■ WHAT IS NEEDED
Gather all lines in the records below that include the word "shortcut".

(Element data from apps and pages)
________________
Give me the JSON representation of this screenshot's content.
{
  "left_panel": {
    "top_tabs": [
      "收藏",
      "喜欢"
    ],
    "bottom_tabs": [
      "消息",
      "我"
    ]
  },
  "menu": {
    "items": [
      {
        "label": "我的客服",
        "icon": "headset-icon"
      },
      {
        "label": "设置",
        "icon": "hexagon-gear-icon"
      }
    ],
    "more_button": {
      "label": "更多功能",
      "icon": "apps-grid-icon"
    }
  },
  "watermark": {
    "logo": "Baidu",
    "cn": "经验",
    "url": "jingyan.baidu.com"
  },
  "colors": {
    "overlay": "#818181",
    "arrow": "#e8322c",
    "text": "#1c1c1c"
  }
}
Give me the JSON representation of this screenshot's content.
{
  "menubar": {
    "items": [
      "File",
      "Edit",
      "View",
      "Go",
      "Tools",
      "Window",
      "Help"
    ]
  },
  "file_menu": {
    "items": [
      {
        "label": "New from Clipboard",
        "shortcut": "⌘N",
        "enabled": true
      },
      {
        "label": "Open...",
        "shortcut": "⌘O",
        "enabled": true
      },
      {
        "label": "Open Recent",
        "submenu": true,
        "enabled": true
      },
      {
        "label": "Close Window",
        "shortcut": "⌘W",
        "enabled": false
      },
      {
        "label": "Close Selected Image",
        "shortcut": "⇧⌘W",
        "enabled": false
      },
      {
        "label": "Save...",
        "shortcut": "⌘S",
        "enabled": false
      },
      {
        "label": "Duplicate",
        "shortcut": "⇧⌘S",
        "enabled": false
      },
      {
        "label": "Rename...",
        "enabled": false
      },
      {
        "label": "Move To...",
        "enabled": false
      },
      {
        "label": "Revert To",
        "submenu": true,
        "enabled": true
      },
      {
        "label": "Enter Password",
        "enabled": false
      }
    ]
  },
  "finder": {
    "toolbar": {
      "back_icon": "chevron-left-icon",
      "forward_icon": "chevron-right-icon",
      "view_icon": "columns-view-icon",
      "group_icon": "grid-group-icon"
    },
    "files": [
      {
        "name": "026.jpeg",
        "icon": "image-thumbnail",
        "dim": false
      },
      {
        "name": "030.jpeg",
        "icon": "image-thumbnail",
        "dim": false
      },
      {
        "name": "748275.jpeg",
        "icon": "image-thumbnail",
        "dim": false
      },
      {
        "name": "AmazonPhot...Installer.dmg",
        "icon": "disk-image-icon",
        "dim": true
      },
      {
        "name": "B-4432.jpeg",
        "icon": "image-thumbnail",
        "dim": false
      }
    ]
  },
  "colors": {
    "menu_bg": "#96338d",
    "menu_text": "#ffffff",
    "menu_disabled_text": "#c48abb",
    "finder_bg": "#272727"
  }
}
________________
■ ANSWER BOX
        "shortcut": "⌘N",
        "shortcut": "⌘O",
        "shortcut": "⌘W",
        "shortcut": "⇧⌘W",
        "shortcut": "⌘S",
        "shortcut": "⇧⌘S",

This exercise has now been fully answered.